US integrated petrochemical producer margins remain elevated on both a YoY basis and relative to 2H20 average levels. Today, we highlight trends in China’s spot polymer markets and a few 1H21 factors that may shift in 2H21. Other items highlighted in this report: Ex-US naphtha values drop relative to USGC ethane WoW; China PET spot markets tighten, while several peer large-volume polymer chains reflect weakness; US spot propylene rises WoW, while ethylene values weaken after hitting a five-year high and benzene falls
While some of the air is coming out of the pricing bubble, especially in Asia, it is hard not to be fascinated by the exceptional chemical and polymer demand rates, which continue, and are captured in secondary data, such as port utilization. The incentive to produce basic chemicals has finally resulted in a supply response that appears to have caught up with demand – in most cases, but operating rates are high and, unless we see a price collapse in the US, 1Q 2021 could be as good as 4Q 2020. Guidance in approaching earnings calls will be interesting. We would remind all that the macro environment changed dramatically during two earnings periods last year resulting in very different guidance from the later reporters versus those who reported earlier in the periods. Depending on the race between COVID infection and vaccination outlook tone could vary based on timing.
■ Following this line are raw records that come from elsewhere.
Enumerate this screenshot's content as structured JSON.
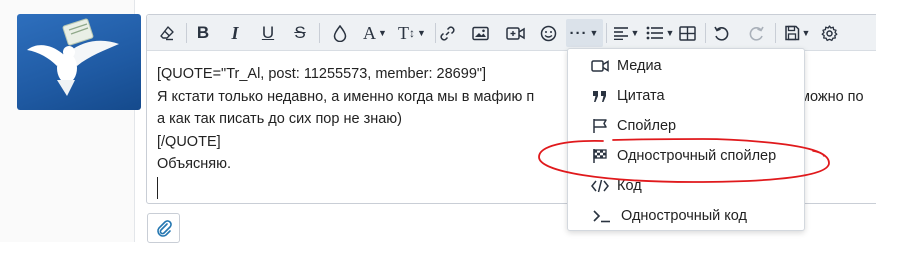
{
  "editor": {
    "lines": [
      "[QUOTE=\"Tr_Al, post: 11255573, member: 28699\"]",
      "Я кстати только недавно, а именно когда мы в мафию п",
      "а как так писать до сих пор не знаю)",
      "[/QUOTE]",
      "Объясняю."
    ],
    "line2_overflow": "можно по"
  },
  "menu": {
    "items": [
      {
        "label": "Медиа",
        "icon": "media-icon"
      },
      {
        "label": "Цитата",
        "icon": "quote-icon"
      },
      {
        "label": "Спойлер",
        "icon": "flag-icon"
      },
      {
        "label": "Однострочный спойлер",
        "icon": "checkered-flag-icon"
      },
      {
        "label": "Код",
        "icon": "code-icon"
      },
      {
        "label": "Однострочный код",
        "icon": "terminal-icon"
      }
    ]
  },
  "colors": {
    "accent": "#2577b1",
    "annotation": "#e0191c",
    "toolbar_bg": "#eef1f4"
  }
}
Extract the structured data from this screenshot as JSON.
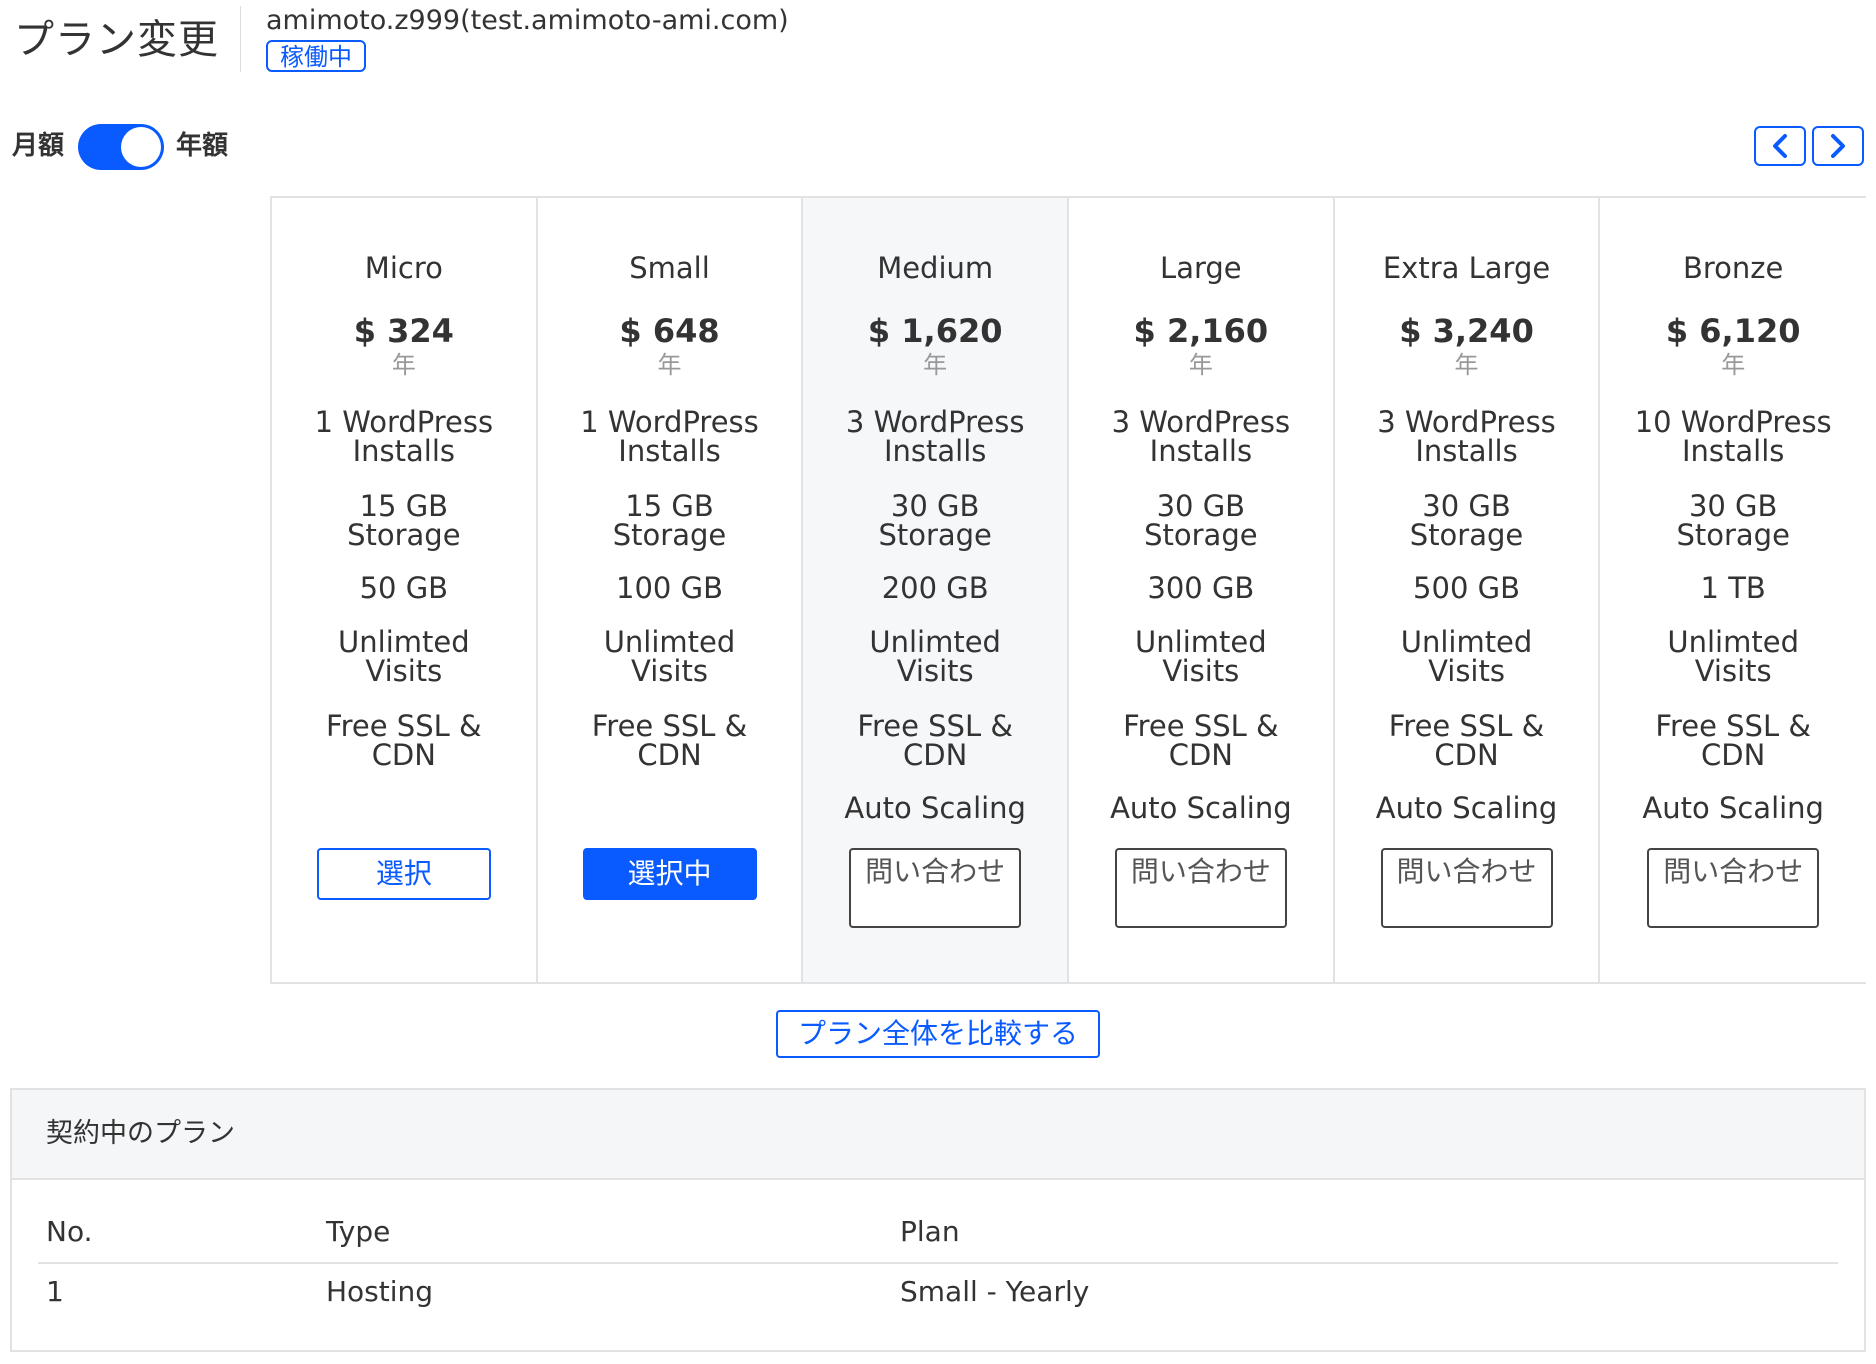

We evaluate USGC spot ethylene and polymer grade propylene prices at the close of the week. Both reflect sizable improvement since the end of 2020 and trade at premium levels to Asia – a setting unlikely to endure long-term. We highlight multiple corporate items (e.g., Aviant, Ineos, Inter Pipeline, Shell & Tellurian project news; BASF & YNCC petrochemical production updates; Numerous ESG news and downstream product health updates) Other relevant items in this report include the recent increase in USGC ethane values relative to ex-US naphtha, an estimated material roadmap for zero-carbon cars, and a Port of Los Angeles import traffic update.
As the new US administration takes shape, we foresee legislative proposals that make significant economic and “end-game” sense and others that fit neither category. It will be hard to get it all right from the start – we offer a guide. Legislation is only likely to pass if achieves the dual goals of moving the climate initiatives forward while creating as many jobs as it costs and minimizing the risk of inflation or creating competitive disadvantage Repeating a prior bullet, 2021 needs to see more global coordination on incentives and penalties